_TASK STATEMENT_
I need each line of the entries below that includes the string "field".

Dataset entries

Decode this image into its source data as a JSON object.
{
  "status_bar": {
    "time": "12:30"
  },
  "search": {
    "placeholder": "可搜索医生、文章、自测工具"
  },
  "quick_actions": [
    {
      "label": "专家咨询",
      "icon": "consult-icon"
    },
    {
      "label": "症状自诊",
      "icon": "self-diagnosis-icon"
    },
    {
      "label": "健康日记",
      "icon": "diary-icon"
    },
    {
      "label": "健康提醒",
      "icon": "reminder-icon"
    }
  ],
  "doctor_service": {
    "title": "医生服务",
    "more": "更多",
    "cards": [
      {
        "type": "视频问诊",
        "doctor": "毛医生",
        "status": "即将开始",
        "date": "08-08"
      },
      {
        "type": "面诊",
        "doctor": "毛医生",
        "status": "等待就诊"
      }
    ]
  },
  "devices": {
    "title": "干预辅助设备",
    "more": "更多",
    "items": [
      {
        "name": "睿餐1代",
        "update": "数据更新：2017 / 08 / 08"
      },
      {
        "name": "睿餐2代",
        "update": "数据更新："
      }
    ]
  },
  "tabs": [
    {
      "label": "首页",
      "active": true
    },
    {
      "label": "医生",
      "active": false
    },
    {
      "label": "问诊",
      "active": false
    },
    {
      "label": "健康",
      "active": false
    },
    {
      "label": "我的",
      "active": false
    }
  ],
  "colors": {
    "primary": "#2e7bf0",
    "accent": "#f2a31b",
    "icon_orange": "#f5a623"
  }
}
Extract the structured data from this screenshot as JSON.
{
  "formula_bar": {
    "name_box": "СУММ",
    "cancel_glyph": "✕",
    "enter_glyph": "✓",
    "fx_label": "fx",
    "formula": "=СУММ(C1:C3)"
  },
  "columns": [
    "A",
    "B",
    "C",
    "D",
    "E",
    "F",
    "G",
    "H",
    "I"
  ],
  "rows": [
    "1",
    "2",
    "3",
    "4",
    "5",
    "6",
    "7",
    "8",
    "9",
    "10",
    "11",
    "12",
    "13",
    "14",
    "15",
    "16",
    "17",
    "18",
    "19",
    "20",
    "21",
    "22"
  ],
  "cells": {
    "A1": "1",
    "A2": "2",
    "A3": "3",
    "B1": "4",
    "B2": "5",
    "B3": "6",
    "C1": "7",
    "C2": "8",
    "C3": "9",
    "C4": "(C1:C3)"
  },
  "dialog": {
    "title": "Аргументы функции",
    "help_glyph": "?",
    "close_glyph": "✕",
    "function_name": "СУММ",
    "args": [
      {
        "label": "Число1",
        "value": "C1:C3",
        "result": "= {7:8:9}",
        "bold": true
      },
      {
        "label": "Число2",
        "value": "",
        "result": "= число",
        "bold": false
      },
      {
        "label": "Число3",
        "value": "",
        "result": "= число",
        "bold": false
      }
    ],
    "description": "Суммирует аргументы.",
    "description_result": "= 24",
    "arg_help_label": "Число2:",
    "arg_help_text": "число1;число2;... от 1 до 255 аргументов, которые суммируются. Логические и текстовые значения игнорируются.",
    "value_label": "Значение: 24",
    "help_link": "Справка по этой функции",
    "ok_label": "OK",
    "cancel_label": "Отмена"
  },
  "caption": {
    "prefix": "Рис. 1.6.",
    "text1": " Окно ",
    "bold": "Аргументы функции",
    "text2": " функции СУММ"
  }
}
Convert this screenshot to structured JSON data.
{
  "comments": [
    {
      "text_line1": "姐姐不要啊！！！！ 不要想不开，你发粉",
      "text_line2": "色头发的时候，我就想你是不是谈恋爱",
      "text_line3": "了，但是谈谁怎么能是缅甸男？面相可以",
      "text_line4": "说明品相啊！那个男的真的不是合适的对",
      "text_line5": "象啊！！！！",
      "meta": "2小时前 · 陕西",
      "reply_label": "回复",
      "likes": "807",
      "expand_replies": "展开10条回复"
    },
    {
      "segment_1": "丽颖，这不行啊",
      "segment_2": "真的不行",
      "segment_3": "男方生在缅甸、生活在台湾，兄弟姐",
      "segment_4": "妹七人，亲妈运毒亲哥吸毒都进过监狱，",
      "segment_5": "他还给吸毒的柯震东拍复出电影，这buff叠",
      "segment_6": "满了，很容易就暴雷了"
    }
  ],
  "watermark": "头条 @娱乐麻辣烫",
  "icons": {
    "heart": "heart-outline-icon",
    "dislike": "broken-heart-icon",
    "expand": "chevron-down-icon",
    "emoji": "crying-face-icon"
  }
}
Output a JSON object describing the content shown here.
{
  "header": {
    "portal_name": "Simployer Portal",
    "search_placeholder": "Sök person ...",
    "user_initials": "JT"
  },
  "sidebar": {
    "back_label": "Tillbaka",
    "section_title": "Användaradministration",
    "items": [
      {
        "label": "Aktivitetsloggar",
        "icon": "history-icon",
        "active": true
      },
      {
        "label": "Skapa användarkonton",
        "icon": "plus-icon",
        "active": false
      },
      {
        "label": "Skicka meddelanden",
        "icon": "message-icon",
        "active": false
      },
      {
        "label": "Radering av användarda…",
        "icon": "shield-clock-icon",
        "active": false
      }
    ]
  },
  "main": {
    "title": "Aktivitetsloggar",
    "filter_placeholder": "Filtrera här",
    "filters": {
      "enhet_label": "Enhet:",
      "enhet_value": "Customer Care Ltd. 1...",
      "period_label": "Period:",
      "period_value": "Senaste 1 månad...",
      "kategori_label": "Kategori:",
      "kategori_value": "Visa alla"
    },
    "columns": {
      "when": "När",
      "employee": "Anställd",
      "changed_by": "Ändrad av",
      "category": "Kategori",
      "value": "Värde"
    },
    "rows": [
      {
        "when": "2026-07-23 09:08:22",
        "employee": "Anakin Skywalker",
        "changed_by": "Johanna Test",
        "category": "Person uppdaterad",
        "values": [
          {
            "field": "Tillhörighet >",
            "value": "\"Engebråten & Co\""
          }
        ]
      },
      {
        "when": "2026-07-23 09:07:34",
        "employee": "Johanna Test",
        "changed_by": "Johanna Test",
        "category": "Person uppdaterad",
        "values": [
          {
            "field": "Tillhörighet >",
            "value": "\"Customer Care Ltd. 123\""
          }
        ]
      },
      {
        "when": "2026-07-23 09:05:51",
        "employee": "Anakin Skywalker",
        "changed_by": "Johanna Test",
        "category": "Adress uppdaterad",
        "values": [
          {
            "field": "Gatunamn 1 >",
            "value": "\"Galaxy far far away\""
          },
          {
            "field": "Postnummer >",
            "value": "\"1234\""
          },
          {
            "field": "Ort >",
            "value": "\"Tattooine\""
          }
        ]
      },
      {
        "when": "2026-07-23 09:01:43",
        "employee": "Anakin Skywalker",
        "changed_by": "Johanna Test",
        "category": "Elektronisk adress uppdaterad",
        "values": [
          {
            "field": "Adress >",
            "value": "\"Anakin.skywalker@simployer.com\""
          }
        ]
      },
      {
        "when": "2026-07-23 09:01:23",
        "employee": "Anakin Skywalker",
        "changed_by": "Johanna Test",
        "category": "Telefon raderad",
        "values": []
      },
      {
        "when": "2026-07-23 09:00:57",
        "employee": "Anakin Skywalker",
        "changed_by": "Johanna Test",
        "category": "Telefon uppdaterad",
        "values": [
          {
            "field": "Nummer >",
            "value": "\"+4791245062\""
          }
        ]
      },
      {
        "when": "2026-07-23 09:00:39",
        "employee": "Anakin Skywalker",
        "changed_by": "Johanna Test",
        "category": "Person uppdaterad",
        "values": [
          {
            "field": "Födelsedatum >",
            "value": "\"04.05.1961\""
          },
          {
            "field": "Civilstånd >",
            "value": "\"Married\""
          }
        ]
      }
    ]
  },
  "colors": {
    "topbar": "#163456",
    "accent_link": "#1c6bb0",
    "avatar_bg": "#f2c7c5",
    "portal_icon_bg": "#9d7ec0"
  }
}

_RESPONSE AREA_
            "field": "Tillhörighet >",
            "field": "Tillhörighet >",
            "field": "Gatunamn 1 >",
            "field": "Postnummer >",
            "field": "Ort >",
            "field": "Adress >",
            "field": "Nummer >",
            "field": "Födelsedatum >",
            "field": "Civilstånd >",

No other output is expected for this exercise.